■ **WHAT THE TASK REQUIRES**
Only the lines that include "akifdora" should be copied from the data below.

■ **Dataset rows describing interfaces**
=== Section Start ===
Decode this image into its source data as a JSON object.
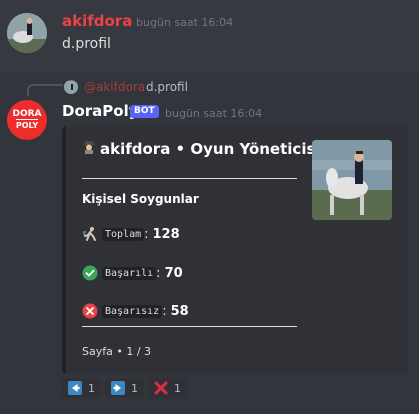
{
  "messages": [
    {
      "author": "akifdora",
      "timestamp": "bugün saat 16:04",
      "content": "d.profil"
    },
    {
      "reply": {
        "author": "@akifdora",
        "content": "d.profil"
      },
      "author": "DoraPoly",
      "bot_tag": "BOT",
      "timestamp": "bugün saat 16:04",
      "avatar_text": {
        "top": "DORA",
        "bottom": "POLY"
      },
      "embed": {
        "title": "akifdora • Oyun Yöneticisi",
        "title_emoji": "detective-emoji",
        "section_title": "Kişisel Soygunlar",
        "stats": [
          {
            "icon": "runner-icon",
            "label": "Toplam",
            "value": "128"
          },
          {
            "icon": "check-icon",
            "label": "Başarılı",
            "value": "70"
          },
          {
            "icon": "x-icon",
            "label": "Başarısız",
            "value": "58"
          }
        ],
        "footer": "Sayfa • 1 / 3"
      },
      "reactions": [
        {
          "icon": "arrow-left-icon",
          "count": "1"
        },
        {
          "icon": "arrow-right-icon",
          "count": "1"
        },
        {
          "icon": "cross-icon",
          "count": "1"
        }
      ]
    }
  ],
  "colors": {
    "background": "#36393f",
    "author_red": "#ed4245",
    "bot_tag": "#5865f2",
    "embed_bg": "#2f3136",
    "check_green": "#3ba55c",
    "x_red": "#ed4245",
    "arrow_blue": "#3b88c3"
  }
}
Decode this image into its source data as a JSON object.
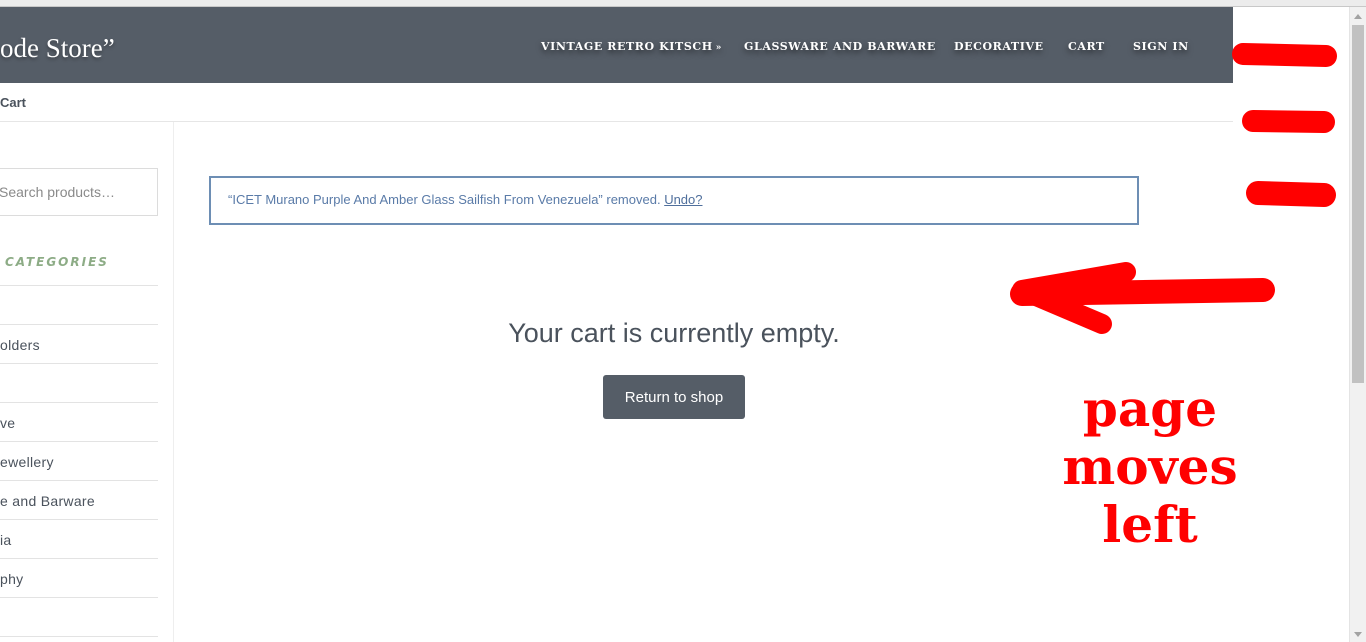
{
  "header": {
    "brand": "ode Store”",
    "nav": [
      {
        "label": "VINTAGE RETRO KITSCH",
        "dropdown_icon": "double-chevron-down-icon"
      },
      {
        "label": "GLASSWARE AND BARWARE"
      },
      {
        "label": "DECORATIVE"
      },
      {
        "label": "CART"
      },
      {
        "label": "SIGN IN"
      }
    ]
  },
  "breadcrumb": "Cart",
  "sidebar": {
    "search_placeholder": "Search products…",
    "categories_title": "CATEGORIES",
    "categories": [
      "",
      "olders",
      "",
      "ve",
      "ewellery",
      "e and Barware",
      "ia",
      "phy",
      ""
    ]
  },
  "notice": {
    "message": "“ICET Murano Purple And Amber Glass Sailfish From Venezuela” removed.",
    "undo": "Undo?"
  },
  "cart": {
    "empty_message": "Your cart is currently empty.",
    "return_button": "Return to shop"
  },
  "annotation": {
    "line1": "page moves",
    "line2": "left",
    "color": "#ff0000"
  },
  "colors": {
    "header_bg": "#555d67",
    "notice_border": "#6d8eb4",
    "category_title": "#8dac86"
  }
}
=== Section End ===
■ **RESULT BELOW**
      "author": "akifdora",
        "author": "@akifdora",
        "title": "akifdora • Oyun Yöneticisi",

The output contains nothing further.